  3. Claire says

    Sadly, many (college) libraries are going the same way — books are shuffled off to a distant warehouse to make room for coffee shops, computer labs, and comfy chairs to sit while browsing the web.

  4. jeff vandermeer says

    Yeah, Amazon is great for many things, but it’s firmly established as part of our shared book life. Indies and used bookstores seem to be in a more precarious position. Thus my emphasis. jv

  5. PhilRM says

    There is just nothing – nothing – like the experience of wandering around in an actual, brick-and-mortar bookstore and discovering a book that, until that moment, you had no idea that you had to have.

    In the Denver area we have the Tattered Cover, which is a long-standing independent institution, but sadly, it seems to be going downhill. They were forced to move from their original location a few years back and they don’t ever seem to have quite recovered. Their new (hardcover) fiction section is still very good, but a lot of what they carry now is generic stuff you can find anywhere, and a lot of things that you would hope to find in an independent bookstore (like Editions Europa or NYRB) are in very short supply. Their once-excellent history section is now almost non-existent.

    Kepler’s in Menlo Park, which briefly went out of business a few years back and was pretty much rescued by the community, is still wonderful, the sort of place that you can’t go into without coming out with at least half-a-dozen books, and find obscure things like Tobias Seamon’s brilliant “The Magician’s Study” (a book I could barely find for sale online, not even from its publisher – ironically, I had just ordered it from Powell’s when I came across 3 copies in Kepler’s). I’m still in mourning for Wordsworth in Cambridge, the Haunted Bookstore and The Bookmark in Tucson, all gone for years now. I got a terrible shock recently in Santa Fe, thinking that Collected Works was also gone, but fortunately they had just moved a couple of blocks to a new (larger! nicer!) location.

    My local Barnes and Noble is excellent; the science fiction/fantasy section is terrific, with lots of small press titles (like Tachyon and Subterranean). Maybe that’s the influence of Boulder. But it’s not City Lights.

  6. Juha T says

    One of the things I like best about Helsinki is the bookstores. I have three used bookstores within a two block radius.

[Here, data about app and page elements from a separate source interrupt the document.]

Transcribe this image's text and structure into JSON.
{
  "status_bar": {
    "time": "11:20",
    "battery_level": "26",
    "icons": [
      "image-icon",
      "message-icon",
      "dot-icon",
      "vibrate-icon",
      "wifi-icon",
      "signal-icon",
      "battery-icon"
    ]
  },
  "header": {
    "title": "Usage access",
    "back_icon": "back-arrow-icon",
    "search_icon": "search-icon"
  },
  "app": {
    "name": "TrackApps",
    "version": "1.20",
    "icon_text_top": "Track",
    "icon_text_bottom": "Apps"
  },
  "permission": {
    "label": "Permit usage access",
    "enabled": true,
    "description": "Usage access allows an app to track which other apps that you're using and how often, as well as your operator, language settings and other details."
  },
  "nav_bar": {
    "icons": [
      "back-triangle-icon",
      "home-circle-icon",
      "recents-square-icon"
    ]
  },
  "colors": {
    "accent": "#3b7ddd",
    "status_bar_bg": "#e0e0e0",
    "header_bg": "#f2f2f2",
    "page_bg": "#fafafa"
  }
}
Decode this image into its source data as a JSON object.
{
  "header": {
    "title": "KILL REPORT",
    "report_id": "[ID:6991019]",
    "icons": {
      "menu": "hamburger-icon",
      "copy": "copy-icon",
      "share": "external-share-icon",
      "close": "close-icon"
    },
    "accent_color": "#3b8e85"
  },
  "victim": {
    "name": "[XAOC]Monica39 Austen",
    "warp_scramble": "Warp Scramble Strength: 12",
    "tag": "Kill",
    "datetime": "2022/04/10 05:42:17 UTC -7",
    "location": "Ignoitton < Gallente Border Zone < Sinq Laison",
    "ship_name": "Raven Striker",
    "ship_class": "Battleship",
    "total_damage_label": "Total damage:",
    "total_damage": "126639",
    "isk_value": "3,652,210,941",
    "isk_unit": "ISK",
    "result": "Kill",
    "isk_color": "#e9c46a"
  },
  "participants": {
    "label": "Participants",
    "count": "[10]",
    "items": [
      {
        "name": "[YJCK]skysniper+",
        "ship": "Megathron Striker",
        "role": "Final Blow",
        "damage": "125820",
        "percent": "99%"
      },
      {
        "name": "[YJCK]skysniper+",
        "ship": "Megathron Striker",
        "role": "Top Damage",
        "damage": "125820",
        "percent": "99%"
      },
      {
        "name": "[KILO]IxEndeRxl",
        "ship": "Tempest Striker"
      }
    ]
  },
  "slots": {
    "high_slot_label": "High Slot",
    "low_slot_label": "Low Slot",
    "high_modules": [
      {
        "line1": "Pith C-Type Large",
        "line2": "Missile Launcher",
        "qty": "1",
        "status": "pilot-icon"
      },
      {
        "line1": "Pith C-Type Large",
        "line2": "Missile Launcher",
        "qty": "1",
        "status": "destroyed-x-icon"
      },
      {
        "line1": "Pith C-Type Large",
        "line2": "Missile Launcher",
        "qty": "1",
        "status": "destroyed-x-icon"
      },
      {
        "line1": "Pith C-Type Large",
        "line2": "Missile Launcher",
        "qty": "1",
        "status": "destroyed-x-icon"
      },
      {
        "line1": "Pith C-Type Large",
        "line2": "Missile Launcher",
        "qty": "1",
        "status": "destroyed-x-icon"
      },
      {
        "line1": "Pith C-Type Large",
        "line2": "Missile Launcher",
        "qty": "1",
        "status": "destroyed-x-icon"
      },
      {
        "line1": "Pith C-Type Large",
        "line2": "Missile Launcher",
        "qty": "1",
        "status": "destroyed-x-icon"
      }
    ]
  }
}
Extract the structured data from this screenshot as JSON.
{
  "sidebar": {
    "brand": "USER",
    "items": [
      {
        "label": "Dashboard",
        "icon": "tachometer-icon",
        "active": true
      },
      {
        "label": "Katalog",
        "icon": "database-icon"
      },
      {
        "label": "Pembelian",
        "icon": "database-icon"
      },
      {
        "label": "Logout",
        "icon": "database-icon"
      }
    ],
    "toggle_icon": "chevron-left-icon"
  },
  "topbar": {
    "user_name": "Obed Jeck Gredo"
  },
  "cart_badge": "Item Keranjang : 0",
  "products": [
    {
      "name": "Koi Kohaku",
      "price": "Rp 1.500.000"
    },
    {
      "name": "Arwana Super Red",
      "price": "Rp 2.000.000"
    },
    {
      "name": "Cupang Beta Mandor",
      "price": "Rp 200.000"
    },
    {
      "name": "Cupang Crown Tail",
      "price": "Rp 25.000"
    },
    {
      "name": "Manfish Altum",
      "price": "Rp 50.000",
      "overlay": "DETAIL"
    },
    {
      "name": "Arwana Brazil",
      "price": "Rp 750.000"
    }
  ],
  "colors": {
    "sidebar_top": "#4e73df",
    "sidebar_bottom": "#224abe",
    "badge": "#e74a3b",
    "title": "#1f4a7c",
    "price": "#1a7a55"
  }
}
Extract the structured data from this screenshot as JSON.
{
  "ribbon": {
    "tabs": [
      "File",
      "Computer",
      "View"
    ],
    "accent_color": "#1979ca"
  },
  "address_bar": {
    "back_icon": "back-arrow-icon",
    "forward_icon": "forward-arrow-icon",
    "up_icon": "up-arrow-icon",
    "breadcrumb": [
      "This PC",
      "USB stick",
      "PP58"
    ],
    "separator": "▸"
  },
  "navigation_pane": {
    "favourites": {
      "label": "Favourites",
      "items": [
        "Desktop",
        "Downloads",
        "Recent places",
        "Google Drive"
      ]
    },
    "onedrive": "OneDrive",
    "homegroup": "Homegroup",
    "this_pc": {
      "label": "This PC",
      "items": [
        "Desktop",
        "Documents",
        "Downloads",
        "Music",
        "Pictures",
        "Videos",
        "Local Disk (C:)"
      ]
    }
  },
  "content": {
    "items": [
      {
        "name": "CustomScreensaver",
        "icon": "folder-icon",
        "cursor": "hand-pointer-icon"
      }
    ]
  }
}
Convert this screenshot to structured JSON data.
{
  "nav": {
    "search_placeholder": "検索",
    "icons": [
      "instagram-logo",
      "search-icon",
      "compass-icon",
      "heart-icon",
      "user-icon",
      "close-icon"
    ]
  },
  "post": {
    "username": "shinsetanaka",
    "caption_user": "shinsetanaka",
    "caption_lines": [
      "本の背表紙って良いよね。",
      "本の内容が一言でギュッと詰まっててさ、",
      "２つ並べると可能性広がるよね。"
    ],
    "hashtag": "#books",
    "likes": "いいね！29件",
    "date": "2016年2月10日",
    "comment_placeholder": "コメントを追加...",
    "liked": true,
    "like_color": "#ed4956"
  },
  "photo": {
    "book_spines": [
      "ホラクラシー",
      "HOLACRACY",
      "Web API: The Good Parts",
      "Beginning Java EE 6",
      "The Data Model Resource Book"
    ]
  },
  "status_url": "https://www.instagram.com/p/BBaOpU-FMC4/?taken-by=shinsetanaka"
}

    I totally agree with you about both the experience of “rolling the dice” in a bookshop and about how indie bookshops often reflect the personalities of their owners. A while back I was browsing through Arkadia International Bookshop and came accross an underpriced copy of Pierre Boulle’s Planet of the Apes buried in the back shelves. When I asked the owner about it he said he loves how people unearth these little treasures in his shop. So now I have a book and a story to go with it. Whenever I go to Arkadia, I try check all the shelves to see what else he might have buried.

  7. Joe says

    What I find unique about the indie and used bookstores is that I tend to read more of the book while in the store. I do much of my book shopping on Amazon and I do a lot of clicking and way too much of reader review reading. Way to much because it’s really what I think of the book in the long run that matters and how can I know unless I read the words? In the used book shop (mine is WonderBooks in Frederick and Hagerstown, Maryland) I make up my own mind based on reading the book…as well as the cover, the feel, whether I have ever heard of the author, all sorts of things. In a word I ‘discover’ in the used book store….and I ‘shop’ at Amazon.

  8. says

    I also love Politics and Prose in DC! I heard there was something going on with that shop since I moved, but I hope it continues to serve the community. And in NYC, Idlewild Books is just lovely, not only for travel and travel-related books, but also great language classes. Thank you for this great posting!